Sculley, not sure if Gates was serious about stopping Mac development during a crucial period for the Mac, signed the document on November 22, 1985.

Look familiar? It’s not as elegant, and the DOS program icon is something you won’t see on a Macintosh screen (yet), but other than that...
This image can be zoomedLook familiar? It’s not as elegant, and the DOS program icon is something you won’t see on a Macintosh screen (yet), but other than that...
Most insiders believe Gates was bluffing, since much of his company was concentrating on Mac development. Whatever the case, the document also made it clear that Microsoft did not have to credit Apple or make it known that Microsoft had permission to use certain Apple technologies. To the outside world there was no agreement. Both companies agreed to make the secret document public on March 21, 1988, as part of the litigation and disclosure process.

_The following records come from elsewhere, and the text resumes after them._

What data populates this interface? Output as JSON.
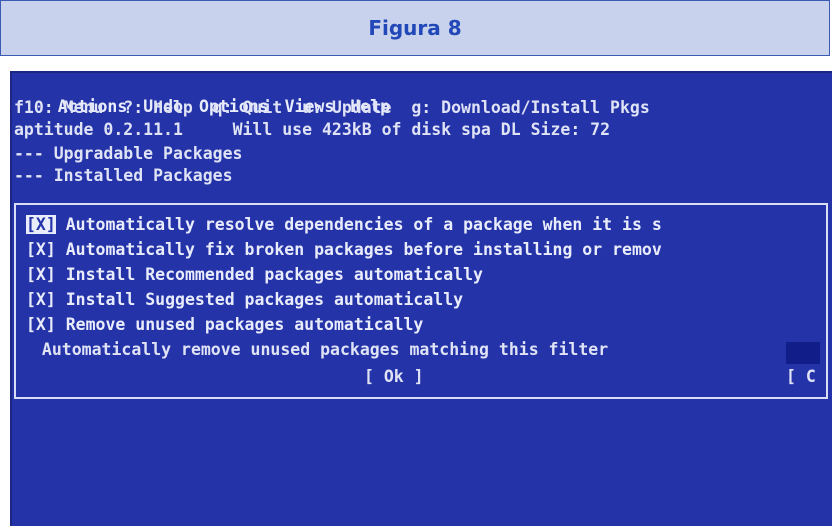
{
  "caption": "Figura 8",
  "menu": [
    "Actions",
    "Undo",
    "Options",
    "Views",
    "Help"
  ],
  "keys_line": "f10: Menu  ?: Help  q: Quit  u: Update  g: Download/Install Pkgs",
  "status": {
    "version": "aptitude 0.2.11.1",
    "info": "Will use 423kB of disk spa DL Size: 72"
  },
  "package_groups": [
    "--- Upgradable Packages",
    "--- Installed Packages"
  ],
  "dialog": {
    "options": [
      {
        "check": "[X]",
        "label": " Automatically resolve dependencies of a package when it is s"
      },
      {
        "check": "[X]",
        "label": " Automatically fix broken packages before installing or remov"
      },
      {
        "check": "[X]",
        "label": " Install Recommended packages automatically"
      },
      {
        "check": "[X]",
        "label": " Install Suggested packages automatically"
      },
      {
        "check": "[X]",
        "label": " Remove unused packages automatically"
      }
    ],
    "filter_label": " Automatically remove unused packages matching this filter",
    "ok_button": "[ Ok ]",
    "cancel_button": "[ C"
  },
  "colors": {
    "terminal_bg": "#2433a8",
    "text": "#dfe3f5",
    "caption_bg": "#c8d2ec",
    "caption_text": "#2247b8"
  }
}
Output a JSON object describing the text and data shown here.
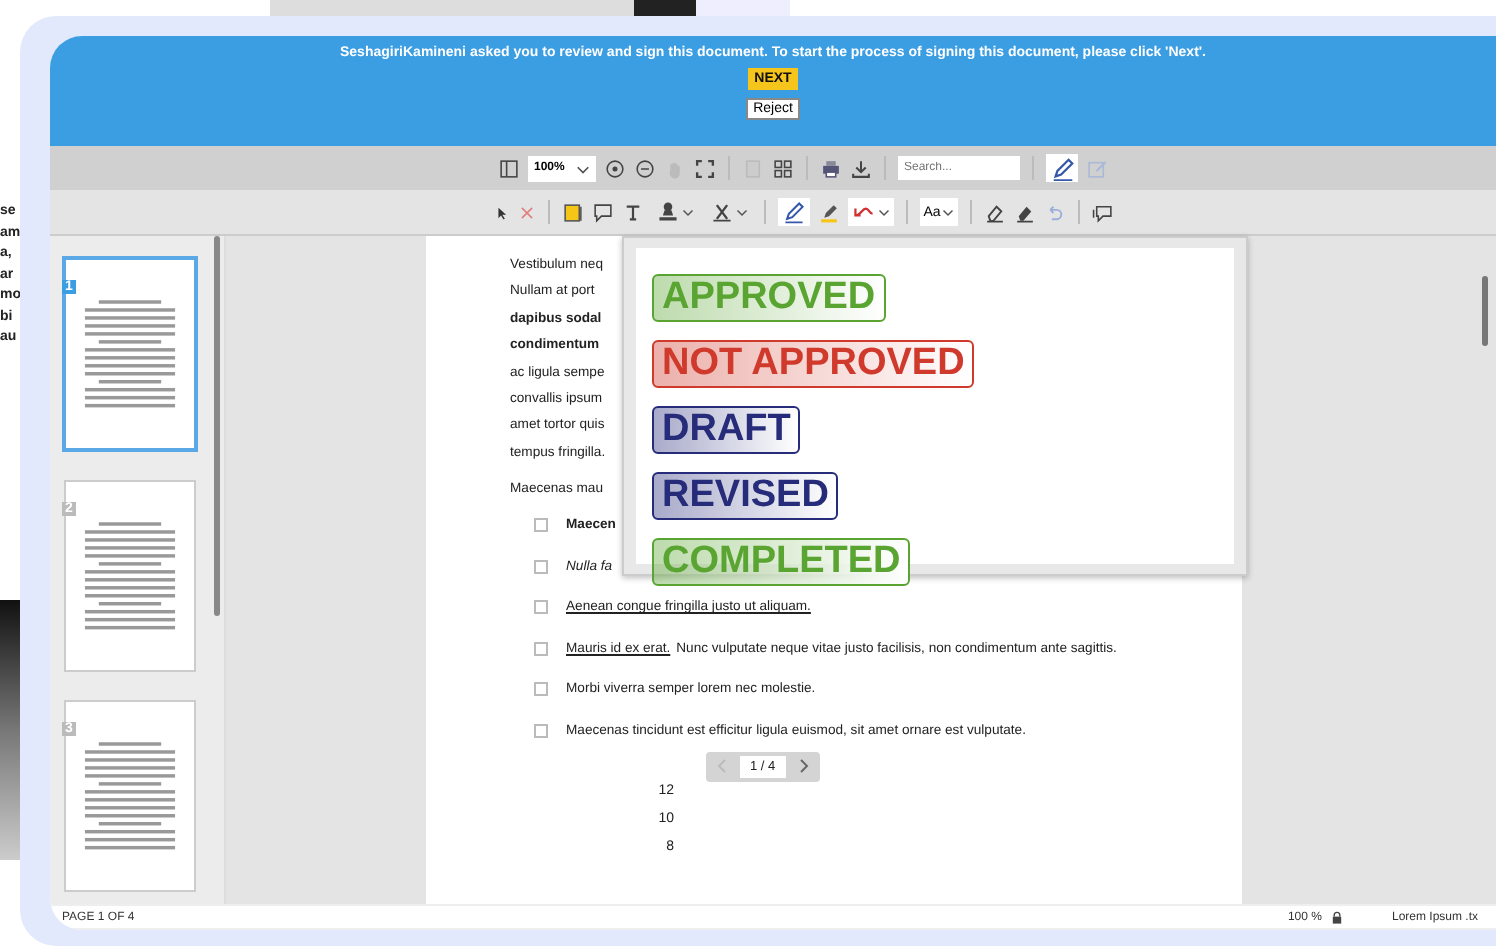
{
  "background": {
    "text_fragments": [
      "se",
      "am",
      "a,",
      "ar",
      "mo",
      "bi",
      "au"
    ]
  },
  "banner": {
    "message": "SeshagiriKamineni asked you to review and sign this document. To start the process of signing this document, please click 'Next'.",
    "next_button": "NEXT",
    "reject_button": "Reject"
  },
  "toolbar": {
    "zoom": "100%",
    "search": {
      "placeholder": "Search..."
    },
    "sign_selected": true
  },
  "annotation_toolbar": {
    "font_button": "Aa",
    "pen_selected": true
  },
  "thumbnails": [
    {
      "number": "1",
      "selected": true
    },
    {
      "number": "2",
      "selected": false
    },
    {
      "number": "3",
      "selected": false
    }
  ],
  "document": {
    "paragraph_lines": [
      {
        "text": "Vestibulum neq",
        "kind": "plain"
      },
      {
        "text": "Nullam at port",
        "kind": "plain"
      },
      {
        "text": "dapibus sodal",
        "kind": "strong"
      },
      {
        "text": "condimentum",
        "kind": "strong"
      },
      {
        "text": "ac ligula sempe",
        "kind": "plain"
      },
      {
        "text": "convallis ipsum",
        "kind": "plain"
      },
      {
        "text": "amet tortor quis",
        "kind": "plain"
      },
      {
        "text": "tempus fringilla.",
        "kind": "plain"
      }
    ],
    "paragraph_2": "Maecenas mau",
    "list_items": [
      {
        "checked": false,
        "parts": [
          {
            "text": "Maecen",
            "kind": "strong"
          }
        ]
      },
      {
        "checked": false,
        "parts": [
          {
            "text": "Nulla fa",
            "kind": "emphasis"
          }
        ]
      },
      {
        "checked": false,
        "parts": [
          {
            "text": "Aenean congue fringilla justo ut aliquam.",
            "kind": "link"
          }
        ]
      },
      {
        "checked": false,
        "parts": [
          {
            "text": "Mauris id ex erat.",
            "kind": "link"
          },
          {
            "text": "Nunc vulputate neque vitae justo facilisis, non condimentum ante sagittis.",
            "kind": "plain"
          }
        ]
      },
      {
        "checked": false,
        "parts": [
          {
            "text": "Morbi viverra semper lorem nec molestie.",
            "kind": "plain"
          }
        ]
      },
      {
        "checked": false,
        "parts": [
          {
            "text": "Maecenas tincidunt est efficitur ligula euismod, sit amet ornare est vulputate.",
            "kind": "plain"
          }
        ]
      }
    ],
    "pager": "1 / 4",
    "axis_labels": [
      "12",
      "10",
      "8"
    ]
  },
  "stamp_menu": [
    {
      "label": "APPROVED",
      "color": "#5aa532"
    },
    {
      "label": "NOT APPROVED",
      "color": "#d03a2c"
    },
    {
      "label": "DRAFT",
      "color": "#262b7a"
    },
    {
      "label": "REVISED",
      "color": "#262b7a"
    },
    {
      "label": "COMPLETED",
      "color": "#5aa532"
    }
  ],
  "status_bar": {
    "page": "PAGE 1 OF 4",
    "zoom": "100 %",
    "filename": "Lorem Ipsum .tx"
  }
}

The agreement also said that if the agreement was breached in any way it would be invalidated. Publicizing and invalidating the original agreement may be Apple’s ultimate goal. All Apple needed was one slip by Microsoft. In fact, it may be that Microsoft’s use of the number 2.03 in the release for which it is being sued is the slip-up. The secret document specified that only Version 1.0 was covered. Microsoft claims that the only additional features in 2.03 are proprietary. The courts will decide these issues.

If there is a small violation ol the agreement, then Microsoft and, presumably, IBM and others have a problem. Some think the shoe is on Sculley’s foot, with IBM the real target of a swift kick. Gates is now caught in a bind that could cost Microsoft dearly if IBM is embarrassed and falls off the critical path leading to full implementation of SAA (Systems Applications Architecture), starting with the complete OS/2 Presentation Manager.

Obviously aimed at IBM and developers of applications running under Windows and OS/2 along with those who might be considering the release of a Mac clone, the suit will forestall an competition until its resolution.

Mention is made about how the graphical user interface was developed by Xerox and Apple can’t sue anybody.

The fact is, Apple own rights to the interface, thanks to a deal made long ago for which Xerox got 2 percent of Apple stock (since sold). Sun Microsystems has always been concerned about the proprietary aspect of the interface and quietly obtained a license from Xerox long ago. And even Microsoft has a license from Xerox.

Microsoft doesn’t like to license anything and rarely talks about its agreement with Xerox. Microsoft likes to think of itself as a licenser, not a licensee. It was probably to protect that image that Gates insisted that the Apple agreement be held in confidence. It can also be argued, though, that the agreement was an embarrassment to both companies since it is so one-sided. Surely, it would not pass the scrutiny of a public forum.

John C. Dvorak

Page added on 14th December 2004.

Copyright © 2002-2006 Marcin Wichary, unless stated otherwise.